Windows 7 is currently being tested on netbooks, which are increasingly popular, low-cost mobile computers designed essentially for accessing the Internet and running a few simple programs.

The taskbar in Windows 7 is a great deal better than the taskbar offered by Windows Vista or XP. However, it has a tendency to undermine itself with its own cleverness, something you’ll either love or hate.

For the uninitiated, the taskbar operates as a series of “flyouts”, which are smaller representations of open Windows. They’re pretty and functional, but could be just as effective without the flashy popup windows.

One complaint about the taskbar is that by default the open windows are all crammed together on the taskbar, which can make it messy if you have too many windows open. Fortunately the default settings can be tweaked to “group-open” windows — based on applications when a threshold number has been reached.

The president of Microsoft has made just as many promises as any other. Let’s hope this one sticks to his and that the war on Windows can finally end.

— Original article at: www.mybroadband.co.za

  • THE Windows 7 release candidate (7 RC)version can be downloaded for free until July this year and is available as both a 32-bit and a 64-bit version. The 32-bit version comes in at a little under 2,5GB, while the 64-bit version is a lot bigger at 3,2GB.
  • Interestingly, Microsoft has said that users who download Windows 7 RC will be able to run the software for free until June 2010 before being required to purchase a copy, which is a very long trial period given that Windows 7 Final is expected to be released later this year.
  • Windows 7 RC can be downloaded from http://www.microsoft.com/windows/windows-7/download.aspx

Related article: Windows 7 beefs up multimedia

Games Grandpa used to play

GAMING: A nostalgic look back at games of the 90’s

I first started playing computer games when I was about 10 – on our very first 486. However, when the Pentium was released and entered our household, I was distraught that I could no longer play my old games due to compatibility issues.

Then I discovered a website called Abandon Games dot com which hosts an arsenal of games that are no longer on the shelves. These golden oldies are available for free download, and there are also downloadable emulators, such as Dosbox, that allow one to play these games on today’s potent PCs.

Over the last few years I have gathered quite a collection of these out-dated treasures. I still play them regularly, and would like to start sharing some of my favourite ones with any die-hard gamers. (Links to more game reviews appear at the end of this post).

Let us begin with…

DUKE NUKEM 3D
Time to kick ass and chew bubblegum

Aliens have invaded LA and it’s your job to take them out

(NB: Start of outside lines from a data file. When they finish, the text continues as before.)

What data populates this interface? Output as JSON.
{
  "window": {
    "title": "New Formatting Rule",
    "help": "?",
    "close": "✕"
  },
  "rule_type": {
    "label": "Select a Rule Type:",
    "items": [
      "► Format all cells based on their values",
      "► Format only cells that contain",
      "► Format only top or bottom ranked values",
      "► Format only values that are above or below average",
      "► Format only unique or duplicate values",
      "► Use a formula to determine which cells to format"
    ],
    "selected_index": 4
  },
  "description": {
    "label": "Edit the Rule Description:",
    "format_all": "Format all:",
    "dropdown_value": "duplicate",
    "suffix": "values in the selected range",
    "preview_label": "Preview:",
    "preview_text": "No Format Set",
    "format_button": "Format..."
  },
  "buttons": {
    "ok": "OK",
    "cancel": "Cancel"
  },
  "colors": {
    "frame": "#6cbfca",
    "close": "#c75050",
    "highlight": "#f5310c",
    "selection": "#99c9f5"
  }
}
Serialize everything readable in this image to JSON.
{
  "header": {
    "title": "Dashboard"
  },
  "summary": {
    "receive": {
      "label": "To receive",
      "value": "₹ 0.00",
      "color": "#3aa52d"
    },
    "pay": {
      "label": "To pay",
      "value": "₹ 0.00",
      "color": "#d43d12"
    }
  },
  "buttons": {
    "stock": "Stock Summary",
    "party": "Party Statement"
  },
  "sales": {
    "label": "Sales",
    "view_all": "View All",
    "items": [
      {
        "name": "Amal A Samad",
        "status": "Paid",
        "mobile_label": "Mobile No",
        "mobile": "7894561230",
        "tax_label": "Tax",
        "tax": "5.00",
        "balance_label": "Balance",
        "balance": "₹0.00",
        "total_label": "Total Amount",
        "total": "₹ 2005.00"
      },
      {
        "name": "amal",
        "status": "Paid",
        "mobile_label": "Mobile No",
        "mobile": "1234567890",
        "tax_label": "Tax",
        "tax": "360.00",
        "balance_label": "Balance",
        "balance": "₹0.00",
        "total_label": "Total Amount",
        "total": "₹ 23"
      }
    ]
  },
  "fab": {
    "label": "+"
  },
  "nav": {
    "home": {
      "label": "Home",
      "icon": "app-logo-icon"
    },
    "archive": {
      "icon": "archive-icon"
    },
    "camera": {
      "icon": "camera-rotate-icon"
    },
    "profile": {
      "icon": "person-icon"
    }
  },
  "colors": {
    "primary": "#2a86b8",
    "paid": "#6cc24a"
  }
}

One of the first respectable “3D” first-person shooters, Duke Nukem 3D is a blast from the past that’s a great deal of fun. You are Duke – a blonde haired Nazi look-a-like with sunglasses glued to his head, whose favourite phrase is, “it’s time to kick ass and chew bubble gum!”

You have an arsenal of unique weapons at your disposal to do just that, including double rocket launchers attached to your bulking biceps. There is also no shortage of ammunition to fuel your array of lead-eaters.

The baddies are your usual breed of alien such as floating eyeballs and scaly monsters that clearly failed beauty school. There are also the usual ‘bosses’ to test your metal against at the end of each thrilling chapter.

Duke 3D is a fast-paced, action-packed shoot-em-up with respectable graphics considering that it was released in 1996. The story-line is simple yet a more complicated plot would only detract from the purpose and fun of the game.

I find golden oldies such as these great stress-relievers, whether you play them for five minutes or five hours. The controls are simple making the game easy to get used to. There is also a dedicated team of gamers that play Duke 3D online which is where you can test your skills and prove yourself as the Aryan top-dog.

All of the games reviewed here are available for free download at www.abandongames.com

Link: Download Duke Nukem 3D

Related Reviews:
Games Grandpa used to play II: The Lost Vikings
Games Grandpa used to play III: The Curse of Monkey Island
Games Grandpa used to play IV: Stunts
Games Grandpa used to play V: California Games
Games Grandpa used to play VI: Civilization